§ **Exercise requirements**
In the data below, find each line that contains the word "title" and copy it.

>>>>

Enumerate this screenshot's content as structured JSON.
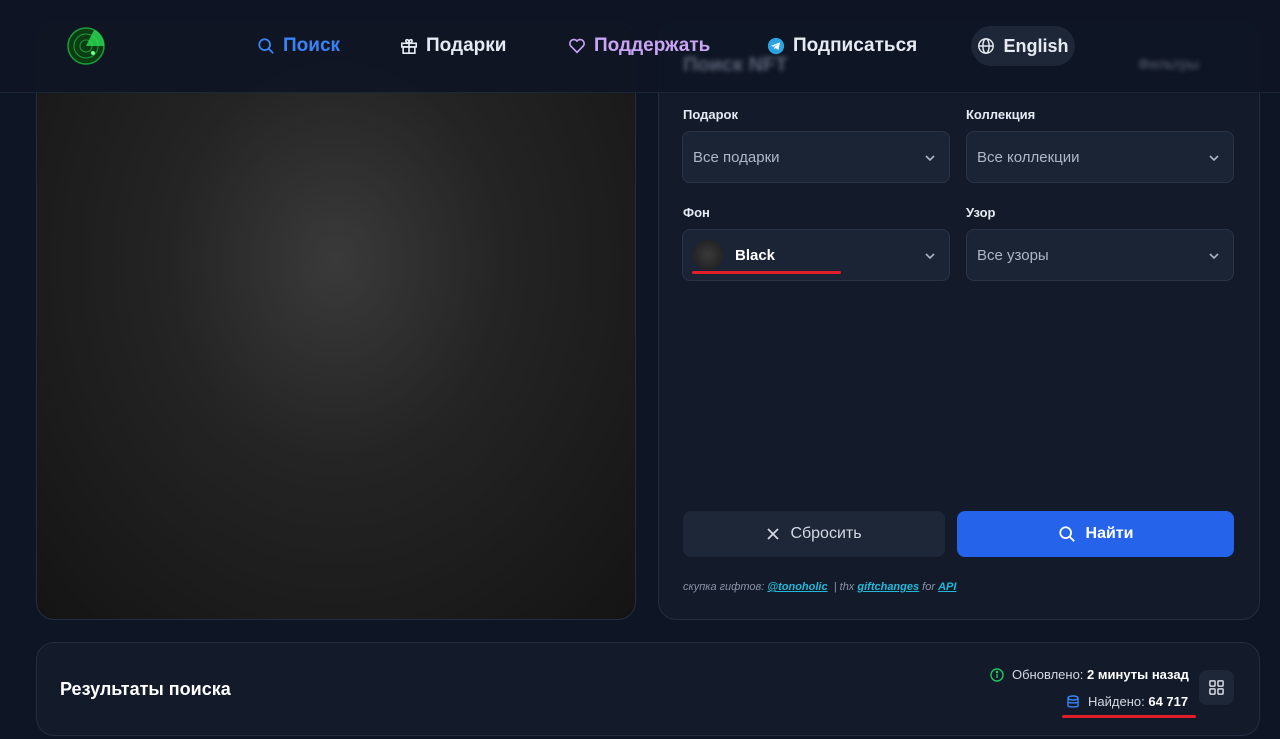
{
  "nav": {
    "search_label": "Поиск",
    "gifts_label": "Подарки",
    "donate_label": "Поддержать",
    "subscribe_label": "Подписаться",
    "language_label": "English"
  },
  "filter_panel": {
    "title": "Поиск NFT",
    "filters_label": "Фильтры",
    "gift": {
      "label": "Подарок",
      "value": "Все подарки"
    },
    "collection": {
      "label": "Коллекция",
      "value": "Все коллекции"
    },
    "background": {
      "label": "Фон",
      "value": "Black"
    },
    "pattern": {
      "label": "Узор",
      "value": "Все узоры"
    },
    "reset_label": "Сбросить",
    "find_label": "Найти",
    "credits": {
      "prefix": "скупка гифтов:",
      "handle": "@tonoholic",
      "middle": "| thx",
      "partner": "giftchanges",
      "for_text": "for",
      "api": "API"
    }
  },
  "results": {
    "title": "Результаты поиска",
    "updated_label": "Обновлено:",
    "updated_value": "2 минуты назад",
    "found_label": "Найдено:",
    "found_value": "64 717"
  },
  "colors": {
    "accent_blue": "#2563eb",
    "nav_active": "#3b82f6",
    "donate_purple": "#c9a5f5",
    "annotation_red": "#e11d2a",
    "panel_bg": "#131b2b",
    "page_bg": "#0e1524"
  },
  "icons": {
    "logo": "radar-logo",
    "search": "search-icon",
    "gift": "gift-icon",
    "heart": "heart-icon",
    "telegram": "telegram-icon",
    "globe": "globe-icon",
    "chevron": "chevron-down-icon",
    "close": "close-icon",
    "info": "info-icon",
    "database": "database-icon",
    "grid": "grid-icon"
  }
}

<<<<

§ **Exercise response**
    "title": "Поиск NFT",
    "title": "Результаты поиска",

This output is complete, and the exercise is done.